Over at Gamasutra today, they have a game-design article by John Harris on “20 Difficult Games”.

Not surprising, the majority of titles are early arcade games. Two RPGs show up: Rogue and Bard’s Tale II (a game I heartily disliked). What is oddly missing from his list is any adventure game.

That is a surprise. Many of the early adventures were tough going for a lot of players, as I know from the mail I received.

I can’t quarrel with his list, because of them all, I played only BT II, and agree it deserves a place in the roster. The descriptions of the others do indeed make them sound difficult (and, for that matter, unappealing). Yet I think he could have found room for one or two adventures.

That was a time of few resources for the stumped gamer. Hint books were rare, and only a relative handful of players were online, where access to message boards or walkthrus could provide help.

And if there was room for only one, I’d have to nominate Suspended, one of the hardest adventures I ever played, from Infocom or anyone else. It was a steep learning curve just to figure out the robots – who each had different sensory apparatus – never mind the actual puzzles. Along with that, the longer it took you to figure things out, the more people died on the surface world above.

How John came to miss this, or a couple other titles that come to mind, is amazing. Then again, as his bunch focuses mainly on the arcades, perhaps he never got around to playing many adventures.

Of course, “hard” is an elastic term. What some find difficult, others breeze right by with no trouble at all. Sooner or later, however, almost everyone gets stuck somewhere, though it may not be in the same place.
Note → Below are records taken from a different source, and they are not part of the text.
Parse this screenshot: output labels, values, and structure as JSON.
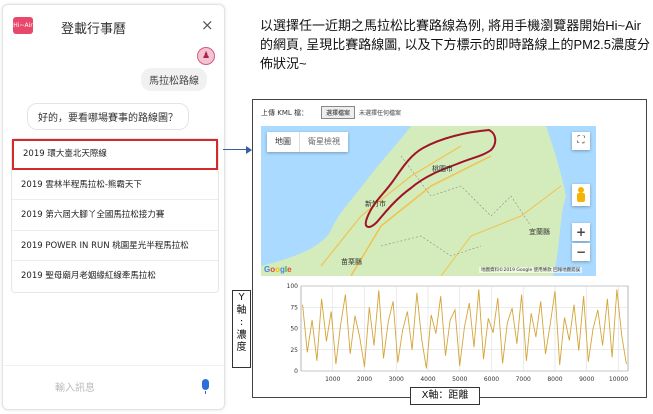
{
  "phone": {
    "logo_text": "Hi~Air",
    "title": "登載行事曆",
    "close_glyph": "×",
    "avatar_glyph": "♟",
    "user_message": "馬拉松路線",
    "bot_message": "好的，要看哪場賽事的路線圖？",
    "options": [
      "2019 環大臺北天際線",
      "2019 雲林半程馬拉松-熊霸天下",
      "2019 第六屆大腳丫全國馬拉松接力賽",
      "2019 POWER IN RUN 桃園星光半程馬拉松",
      "2019 聖母廟月老姻緣紅線牽馬拉松"
    ],
    "selected_index": 0,
    "input_placeholder": "輸入訊息"
  },
  "description": "以選擇任一近期之馬拉松比賽路線為例, 將用手機瀏覽器開始Hi~Air的網頁, 呈現比賽路線圖, 以及下方標示的即時路線上的PM2.5濃度分佈狀況~",
  "screenshot": {
    "kml_label": "上傳 KML 檔：",
    "kml_button": "選擇檔案",
    "kml_status": "未選擇任何檔案",
    "map": {
      "tabs": [
        "地圖",
        "衛星檢視"
      ],
      "fullscreen_glyph": "⛶",
      "zoom_in": "+",
      "zoom_out": "−",
      "logo": "Google",
      "copyright": "地圖資料©2019 Google   使用條款   回報地圖錯誤",
      "places": [
        "桃園市",
        "新竹市",
        "宜蘭縣",
        "苗栗縣"
      ],
      "colors": {
        "land": "#d4ecbb",
        "sea": "#aadaff",
        "route": "#a01428",
        "road": "#f2c14e"
      }
    }
  },
  "chart_data": {
    "type": "line",
    "xlim": [
      0,
      10300
    ],
    "ylim": [
      0,
      100
    ],
    "xticks": [
      1000,
      2000,
      3000,
      4000,
      5000,
      6000,
      7000,
      8000,
      9000,
      10000
    ],
    "yticks": [
      0,
      25,
      50,
      75,
      100
    ],
    "grid": true,
    "line_color": "#d4a537",
    "series": [
      {
        "x": [
          50,
          200,
          350,
          500,
          650,
          800,
          950,
          1100,
          1250,
          1400,
          1550,
          1700,
          1850,
          2000,
          2150,
          2300,
          2450,
          2600,
          2750,
          2900,
          3050,
          3200,
          3350,
          3500,
          3650,
          3800,
          3950,
          4100,
          4250,
          4400,
          4550,
          4700,
          4850,
          5000,
          5150,
          5300,
          5450,
          5600,
          5750,
          5900,
          6050,
          6200,
          6350,
          6500,
          6650,
          6800,
          6950,
          7100,
          7250,
          7400,
          7550,
          7700,
          7850,
          8000,
          8150,
          8300,
          8450,
          8600,
          8750,
          8900,
          9050,
          9200,
          9350,
          9500,
          9650,
          9800,
          9950,
          10100,
          10250
        ],
        "values": [
          78,
          22,
          60,
          12,
          85,
          35,
          70,
          8,
          55,
          90,
          20,
          65,
          40,
          5,
          75,
          30,
          95,
          15,
          58,
          82,
          10,
          48,
          70,
          25,
          92,
          38,
          3,
          66,
          44,
          88,
          18,
          60,
          72,
          6,
          52,
          80,
          28,
          96,
          14,
          62,
          45,
          86,
          9,
          57,
          74,
          32,
          90,
          12,
          68,
          40,
          82,
          20,
          55,
          94,
          7,
          63,
          36,
          78,
          24,
          88,
          11,
          50,
          72,
          30,
          85,
          16,
          96,
          42,
          8
        ]
      }
    ]
  },
  "annotations": {
    "y_axis_label": "Y軸：濃度",
    "x_axis_label": "X軸：距離"
  }
}
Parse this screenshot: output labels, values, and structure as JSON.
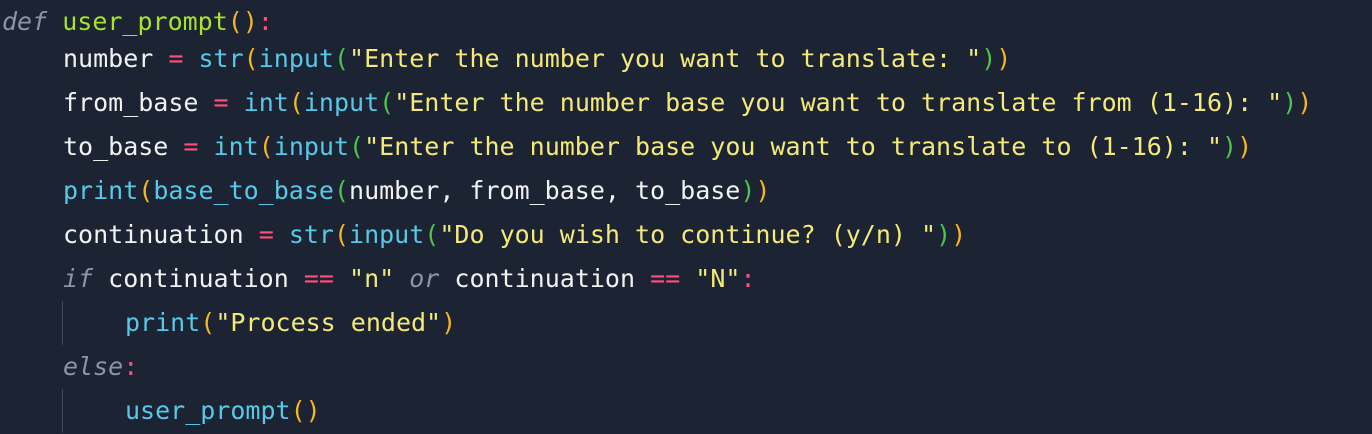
{
  "code": {
    "l1": {
      "kw": "def",
      "fn": "user_prompt",
      "open": "(",
      "close": ")",
      "colon": ":"
    },
    "l2": {
      "var": "number",
      "eq": "=",
      "f1": "str",
      "p1o": "(",
      "f2": "input",
      "p2o": "(",
      "s": "\"Enter the number you want to translate: \"",
      "p2c": ")",
      "p1c": ")"
    },
    "l3": {
      "var": "from_base",
      "eq": "=",
      "f1": "int",
      "p1o": "(",
      "f2": "input",
      "p2o": "(",
      "s": "\"Enter the number base you want to translate from (1-16): \"",
      "p2c": ")",
      "p1c": ")"
    },
    "l4": {
      "var": "to_base",
      "eq": "=",
      "f1": "int",
      "p1o": "(",
      "f2": "input",
      "p2o": "(",
      "s": "\"Enter the number base you want to translate to (1-16): \"",
      "p2c": ")",
      "p1c": ")"
    },
    "l5": {
      "f1": "print",
      "p1o": "(",
      "f2": "base_to_base",
      "p2o": "(",
      "args": "number, from_base, to_base",
      "p2c": ")",
      "p1c": ")"
    },
    "l6": {
      "var": "continuation",
      "eq": "=",
      "f1": "str",
      "p1o": "(",
      "f2": "input",
      "p2o": "(",
      "s": "\"Do you wish to continue? (y/n) \"",
      "p2c": ")",
      "p1c": ")"
    },
    "l7": {
      "kw": "if",
      "v1": "continuation",
      "op1": "==",
      "s1": "\"n\"",
      "kw2": "or",
      "v2": "continuation",
      "op2": "==",
      "s2": "\"N\"",
      "colon": ":"
    },
    "l8": {
      "f1": "print",
      "p1o": "(",
      "s": "\"Process ended\"",
      "p1c": ")"
    },
    "l9": {
      "kw": "else",
      "colon": ":"
    },
    "l10": {
      "f1": "user_prompt",
      "p1o": "(",
      "p1c": ")"
    }
  },
  "colors": {
    "background": "#1c2433",
    "keyword": "#8a95a8",
    "function_def": "#a6e22e",
    "builtin": "#58c8e8",
    "operator": "#ff4f7a",
    "string": "#f4e97a",
    "paren_level1": "#f5b623",
    "paren_level2": "#4fc24f",
    "paren_level3": "#5fa8ff"
  }
}
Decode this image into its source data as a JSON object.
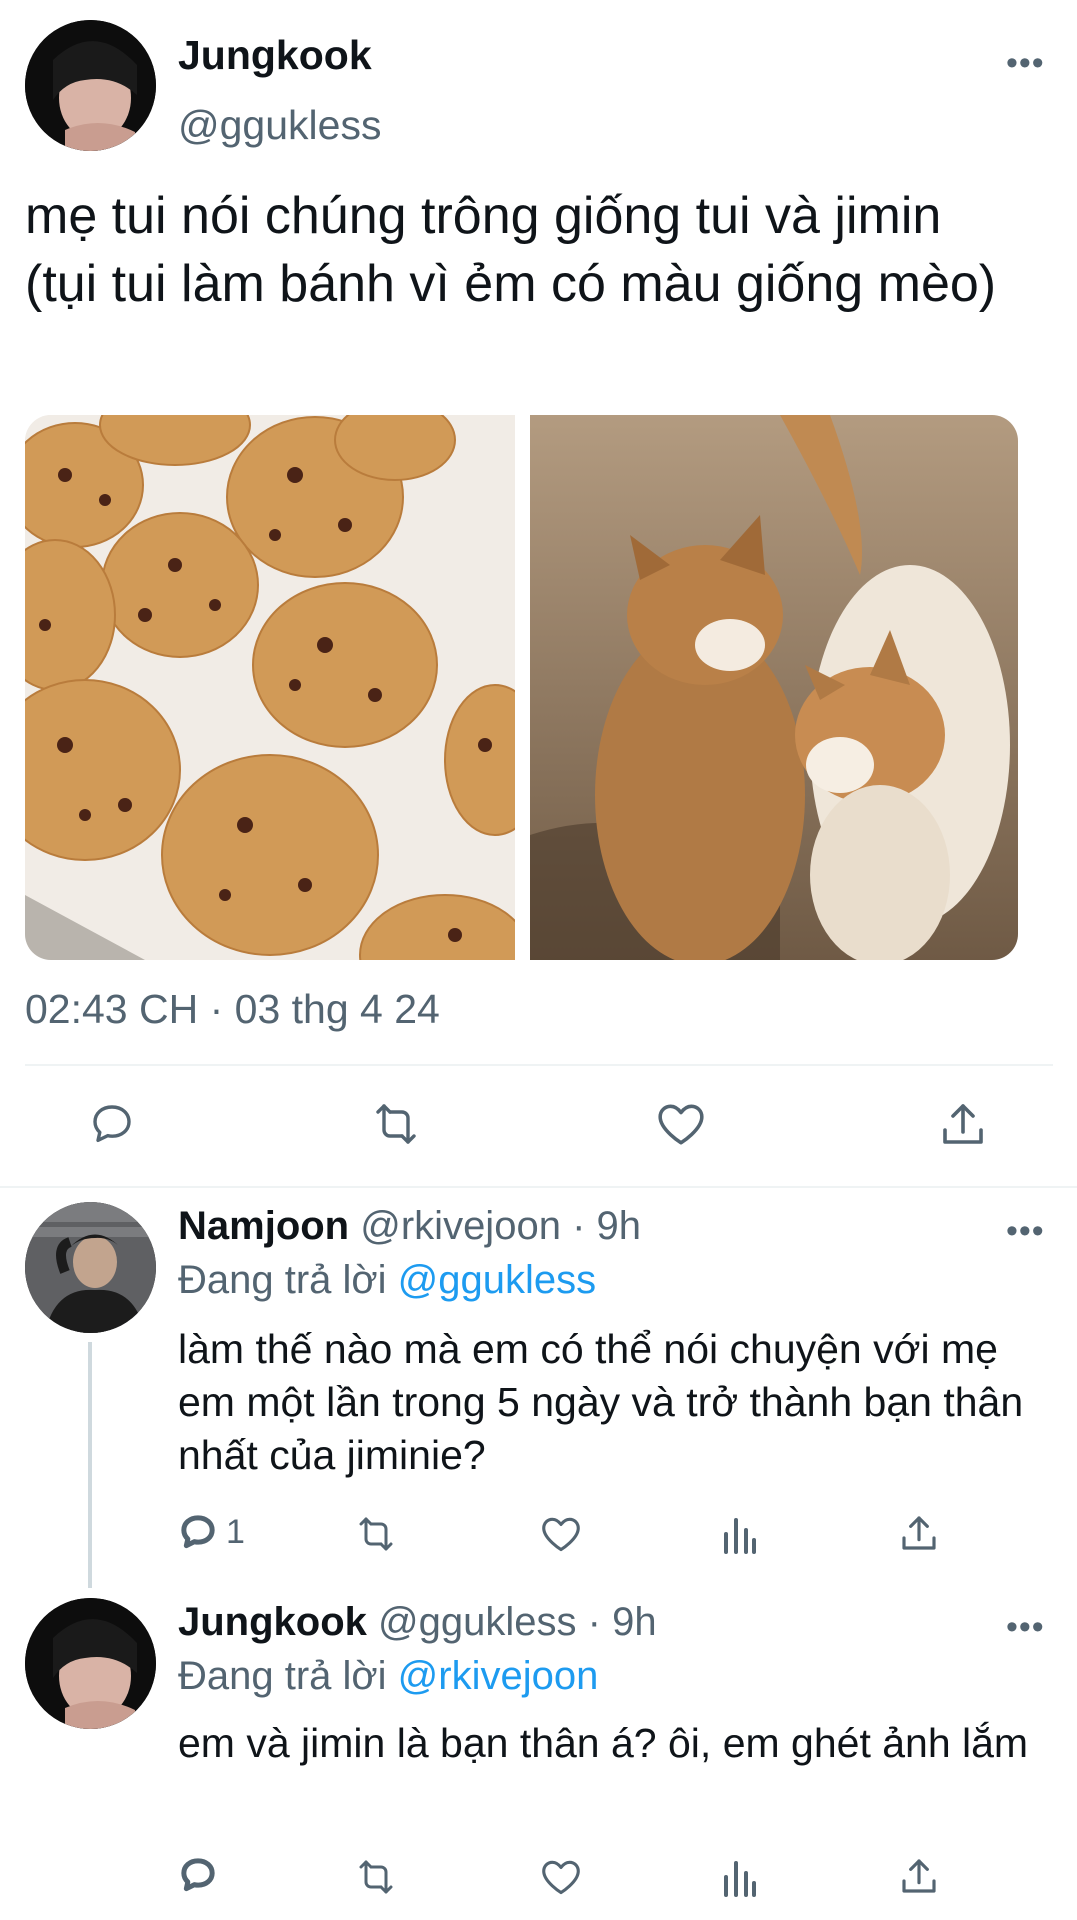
{
  "main_tweet": {
    "author_name": "Jungkook",
    "author_handle": "@ggukless",
    "text": "mẹ tui nói chúng trông giống tui và jimin (tụi tui làm bánh vì ẻm có màu giống mèo)",
    "timestamp": "02:43 CH · 03 thg 4 24",
    "images": [
      "chocolate-chip-cookies-photo",
      "two-orange-cats-photo"
    ]
  },
  "replies": [
    {
      "author_name": "Namjoon",
      "author_handle": "@rkivejoon",
      "time": "· 9h",
      "replying_prefix": "Đang trả lời",
      "replying_to": "@ggukless",
      "text": "làm thế nào mà em có thể nói chuyện với mẹ em một lần trong 5 ngày và trở thành bạn thân nhất của jiminie?",
      "reply_count": "1"
    },
    {
      "author_name": "Jungkook",
      "author_handle": "@ggukless",
      "time": "· 9h",
      "replying_prefix": "Đang trả lời",
      "replying_to": "@rkivejoon",
      "text": "em và jimin là bạn thân á? ôi, em ghét ảnh lắm",
      "reply_count": ""
    }
  ],
  "colors": {
    "accent": "#1d9bf0",
    "muted": "#536471",
    "text": "#0f1419",
    "divider": "#eff3f4"
  }
}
On the other hand, when a game is, so to speak, “tough all over”, then we can really call it “difficult”, which is the quality all the titles in John’s article share.

Check out the article and see what you think. Would any of those games be interesting to today’s gamers? I have my doubts.

20 Difficult Games on Gamasutra